Four hundred conductors of the Metro Mass Transit Limited (MMT) have been dismissed for misappropriating funds of the company over the past one year.
The dismissals were part of management's intensive campaign to halt such negative practices and other undisciplined behaviour among members of staff and management that were impacting negatively on the MMT's image, revenue generation efforts and general operations.
The Managing Director (MD) of the MMT, Mr Hens Visschers, made this known to newsmen at a press briefing in Tamale on Thursday, as part of his duty tour of the Northern Region to acquaint himself with the challenges facing the sector in the area.
Mr Stephen Yeboah, the Human Resource Manager of the MMT, as well as Sheila Hammond and Patience Adaworoma, both at the communications department of the company, accompanied Mr Visschers on the tour.
He, however, could not tell so far the amount of money involved in the scandal but stressed that management would continue the “onslaught on theft until we nip these negative practices in the bud".
According to the MD, as part of measures to halt “ticket malpractices in our operations, we have introduced mystery guests and inspectors and we have realised that theft has reduced to the barest minimum".
Mr Visschers also enumerated some plans the company had drawn up for the Northern Region; which he said included the introduction of new buses, the development of a new bus terminal in Tamale, as a way of reducing the "tension between the Ghana Private Road Transport Union and my outfit".
He explained that between now and next year, the company hoped to ensure, among other things, road safety, fuel efficiency, halt in theft cases, construction of destination bill boards, and reducing loading times.
He announced that management had introduced a Vehicle Tracking System (VTS) where the destination and speed of buses would be known by station managers through a computerised system, adding that for now the system had been installed in only three of its buses.

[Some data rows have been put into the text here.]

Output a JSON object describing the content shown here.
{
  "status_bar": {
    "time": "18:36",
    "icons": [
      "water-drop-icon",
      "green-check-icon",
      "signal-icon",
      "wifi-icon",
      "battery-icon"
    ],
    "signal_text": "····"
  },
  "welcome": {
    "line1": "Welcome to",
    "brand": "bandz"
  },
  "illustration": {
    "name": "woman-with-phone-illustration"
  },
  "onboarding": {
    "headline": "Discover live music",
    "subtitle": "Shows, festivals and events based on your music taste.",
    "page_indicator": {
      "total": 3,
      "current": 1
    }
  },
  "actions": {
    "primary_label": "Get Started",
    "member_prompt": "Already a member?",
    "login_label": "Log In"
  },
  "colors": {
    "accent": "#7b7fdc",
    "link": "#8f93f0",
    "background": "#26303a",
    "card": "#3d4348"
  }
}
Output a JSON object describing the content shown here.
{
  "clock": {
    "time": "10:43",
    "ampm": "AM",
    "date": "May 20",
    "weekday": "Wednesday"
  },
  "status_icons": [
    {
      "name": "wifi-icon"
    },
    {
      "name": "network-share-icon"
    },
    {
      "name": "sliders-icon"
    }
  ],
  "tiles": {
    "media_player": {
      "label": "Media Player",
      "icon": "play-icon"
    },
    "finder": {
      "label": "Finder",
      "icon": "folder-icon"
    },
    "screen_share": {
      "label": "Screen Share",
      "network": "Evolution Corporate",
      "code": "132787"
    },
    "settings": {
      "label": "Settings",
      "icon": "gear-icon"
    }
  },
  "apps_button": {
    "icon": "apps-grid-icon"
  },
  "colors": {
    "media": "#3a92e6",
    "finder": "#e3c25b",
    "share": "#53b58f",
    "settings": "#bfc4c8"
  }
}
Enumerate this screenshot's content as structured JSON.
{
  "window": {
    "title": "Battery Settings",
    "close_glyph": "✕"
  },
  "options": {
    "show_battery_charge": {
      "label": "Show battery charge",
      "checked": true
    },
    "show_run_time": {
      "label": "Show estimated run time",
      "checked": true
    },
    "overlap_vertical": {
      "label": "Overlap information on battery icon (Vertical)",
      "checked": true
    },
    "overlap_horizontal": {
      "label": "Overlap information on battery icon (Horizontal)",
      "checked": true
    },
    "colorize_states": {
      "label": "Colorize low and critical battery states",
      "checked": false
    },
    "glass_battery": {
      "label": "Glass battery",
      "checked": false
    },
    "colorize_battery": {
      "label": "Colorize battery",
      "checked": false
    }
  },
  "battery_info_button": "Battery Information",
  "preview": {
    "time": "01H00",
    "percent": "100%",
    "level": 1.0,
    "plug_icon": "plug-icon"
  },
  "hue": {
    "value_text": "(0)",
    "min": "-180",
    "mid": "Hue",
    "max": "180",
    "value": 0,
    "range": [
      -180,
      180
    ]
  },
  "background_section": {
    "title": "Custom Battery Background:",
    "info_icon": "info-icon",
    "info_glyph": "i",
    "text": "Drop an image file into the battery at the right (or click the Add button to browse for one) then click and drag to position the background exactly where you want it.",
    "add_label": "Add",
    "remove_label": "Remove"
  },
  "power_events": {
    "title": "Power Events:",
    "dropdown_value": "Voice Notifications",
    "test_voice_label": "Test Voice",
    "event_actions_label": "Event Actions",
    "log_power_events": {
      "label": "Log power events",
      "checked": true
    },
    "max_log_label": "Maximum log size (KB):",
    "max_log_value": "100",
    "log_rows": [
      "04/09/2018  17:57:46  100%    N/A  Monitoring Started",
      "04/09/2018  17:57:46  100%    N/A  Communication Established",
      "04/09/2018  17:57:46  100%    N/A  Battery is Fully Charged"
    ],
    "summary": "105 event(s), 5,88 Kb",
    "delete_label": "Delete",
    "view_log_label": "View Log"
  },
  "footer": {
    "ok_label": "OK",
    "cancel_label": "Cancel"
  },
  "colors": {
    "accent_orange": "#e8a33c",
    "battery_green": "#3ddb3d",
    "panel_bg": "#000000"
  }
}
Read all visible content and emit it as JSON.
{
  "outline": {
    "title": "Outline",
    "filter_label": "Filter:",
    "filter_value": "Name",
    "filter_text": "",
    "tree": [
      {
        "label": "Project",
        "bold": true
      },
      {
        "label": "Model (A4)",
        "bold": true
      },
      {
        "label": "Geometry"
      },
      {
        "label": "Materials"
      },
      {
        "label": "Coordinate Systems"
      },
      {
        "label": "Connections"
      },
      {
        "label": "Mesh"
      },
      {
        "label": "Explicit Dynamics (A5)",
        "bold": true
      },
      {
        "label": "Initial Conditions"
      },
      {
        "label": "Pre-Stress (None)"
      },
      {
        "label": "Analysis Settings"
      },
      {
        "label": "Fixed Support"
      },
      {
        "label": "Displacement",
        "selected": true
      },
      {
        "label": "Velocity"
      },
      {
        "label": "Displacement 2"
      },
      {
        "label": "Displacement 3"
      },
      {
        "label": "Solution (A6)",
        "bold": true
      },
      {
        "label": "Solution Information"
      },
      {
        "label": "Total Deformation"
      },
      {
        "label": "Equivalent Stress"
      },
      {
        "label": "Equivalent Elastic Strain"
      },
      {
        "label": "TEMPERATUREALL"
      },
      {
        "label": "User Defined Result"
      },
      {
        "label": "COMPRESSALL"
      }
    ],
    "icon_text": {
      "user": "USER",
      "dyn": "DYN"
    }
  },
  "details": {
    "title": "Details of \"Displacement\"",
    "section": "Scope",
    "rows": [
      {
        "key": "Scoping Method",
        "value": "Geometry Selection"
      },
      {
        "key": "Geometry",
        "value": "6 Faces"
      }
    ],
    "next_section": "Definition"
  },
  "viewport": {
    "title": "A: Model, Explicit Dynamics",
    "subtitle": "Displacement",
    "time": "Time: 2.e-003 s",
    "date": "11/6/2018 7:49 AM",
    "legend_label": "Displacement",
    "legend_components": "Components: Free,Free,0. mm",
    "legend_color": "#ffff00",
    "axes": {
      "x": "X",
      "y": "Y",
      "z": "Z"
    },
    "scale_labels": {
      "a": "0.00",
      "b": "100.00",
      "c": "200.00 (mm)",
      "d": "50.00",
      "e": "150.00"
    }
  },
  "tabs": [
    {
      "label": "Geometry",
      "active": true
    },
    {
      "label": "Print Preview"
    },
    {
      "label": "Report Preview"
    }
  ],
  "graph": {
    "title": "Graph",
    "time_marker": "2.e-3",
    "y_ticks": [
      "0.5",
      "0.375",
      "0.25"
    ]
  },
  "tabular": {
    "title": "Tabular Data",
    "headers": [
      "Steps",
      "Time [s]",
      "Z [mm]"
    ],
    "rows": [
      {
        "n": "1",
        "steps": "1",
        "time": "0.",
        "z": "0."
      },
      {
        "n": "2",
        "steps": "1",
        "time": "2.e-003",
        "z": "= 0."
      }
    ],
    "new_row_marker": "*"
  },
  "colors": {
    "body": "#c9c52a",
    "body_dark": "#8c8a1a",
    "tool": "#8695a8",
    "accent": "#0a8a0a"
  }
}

He further explained that management would soon introduce the system in 621 buses nation-wide as a measure to check speeding and other negative practices by both drivers and conductors.